(Page and application data records)
______
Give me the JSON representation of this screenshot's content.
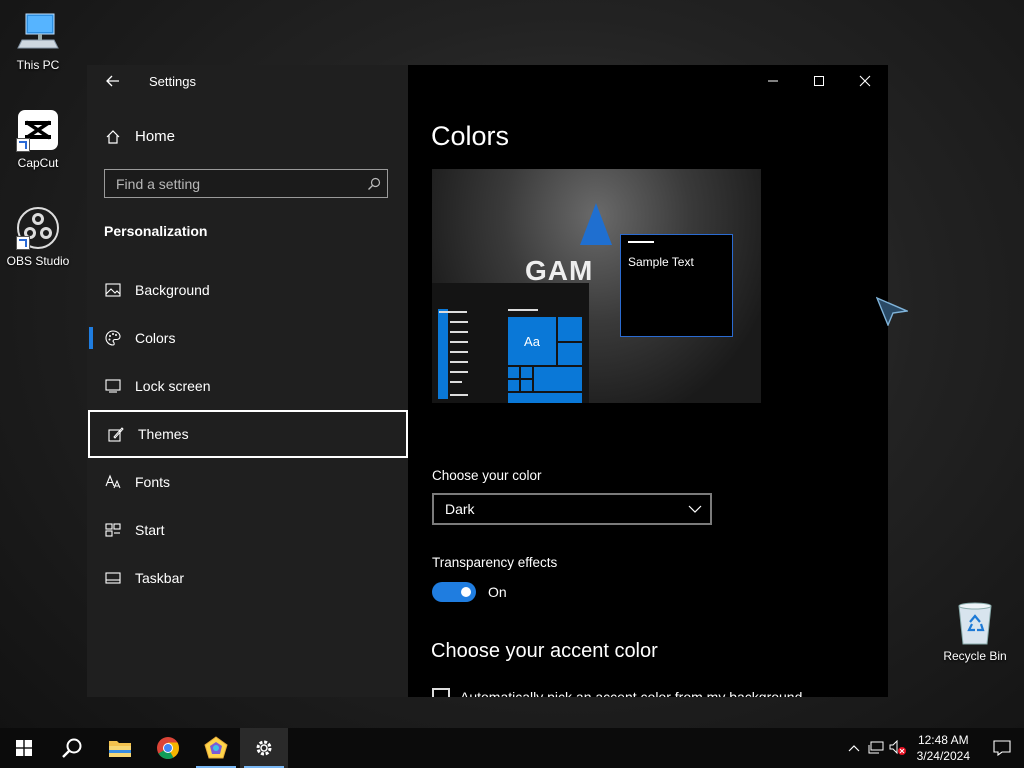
{
  "desktop": {
    "icons": [
      {
        "label": "This PC"
      },
      {
        "label": "CapCut"
      },
      {
        "label": "OBS Studio"
      }
    ],
    "recycle_bin": "Recycle Bin"
  },
  "window": {
    "app_title": "Settings",
    "home_label": "Home",
    "search_placeholder": "Find a setting",
    "section_title": "Personalization",
    "nav_items": [
      {
        "label": "Background",
        "icon": "image-icon"
      },
      {
        "label": "Colors",
        "icon": "palette-icon",
        "selected": true
      },
      {
        "label": "Lock screen",
        "icon": "lock-screen-icon"
      },
      {
        "label": "Themes",
        "icon": "themes-icon",
        "focused": true
      },
      {
        "label": "Fonts",
        "icon": "fonts-icon"
      },
      {
        "label": "Start",
        "icon": "start-icon"
      },
      {
        "label": "Taskbar",
        "icon": "taskbar-icon"
      }
    ]
  },
  "content": {
    "page_title": "Colors",
    "preview": {
      "sample_text": "Sample Text",
      "tile_label": "Aa",
      "logo_text": "GAM"
    },
    "choose_color_label": "Choose your color",
    "choose_color_value": "Dark",
    "transparency_label": "Transparency effects",
    "transparency_state": "On",
    "accent_title": "Choose your accent color",
    "auto_accent_label": "Automatically pick an accent color from my background"
  },
  "colors": {
    "accent": "#1f7de0",
    "sidebar_bg": "#1f1f1f",
    "content_bg": "#000000"
  },
  "taskbar": {
    "time": "12:48 AM",
    "date": "3/24/2024"
  }
}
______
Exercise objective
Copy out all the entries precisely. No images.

Reply
Give me the JSON representation of this screenshot's content.
{
  "desktop": {
    "icons": [
      {
        "label": "This PC"
      },
      {
        "label": "CapCut"
      },
      {
        "label": "OBS Studio"
      }
    ],
    "recycle_bin": "Recycle Bin"
  },
  "window": {
    "app_title": "Settings",
    "home_label": "Home",
    "search_placeholder": "Find a setting",
    "section_title": "Personalization",
    "nav_items": [
      {
        "label": "Background",
        "icon": "image-icon"
      },
      {
        "label": "Colors",
        "icon": "palette-icon",
        "selected": true
      },
      {
        "label": "Lock screen",
        "icon": "lock-screen-icon"
      },
      {
        "label": "Themes",
        "icon": "themes-icon",
        "focused": true
      },
      {
        "label": "Fonts",
        "icon": "fonts-icon"
      },
      {
        "label": "Start",
        "icon": "start-icon"
      },
      {
        "label": "Taskbar",
        "icon": "taskbar-icon"
      }
    ]
  },
  "content": {
    "page_title": "Colors",
    "preview": {
      "sample_text": "Sample Text",
      "tile_label": "Aa",
      "logo_text": "GAM"
    },
    "choose_color_label": "Choose your color",
    "choose_color_value": "Dark",
    "transparency_label": "Transparency effects",
    "transparency_state": "On",
    "accent_title": "Choose your accent color",
    "auto_accent_label": "Automatically pick an accent color from my background"
  },
  "colors": {
    "accent": "#1f7de0",
    "sidebar_bg": "#1f1f1f",
    "content_bg": "#000000"
  },
  "taskbar": {
    "time": "12:48 AM",
    "date": "3/24/2024"
  }
}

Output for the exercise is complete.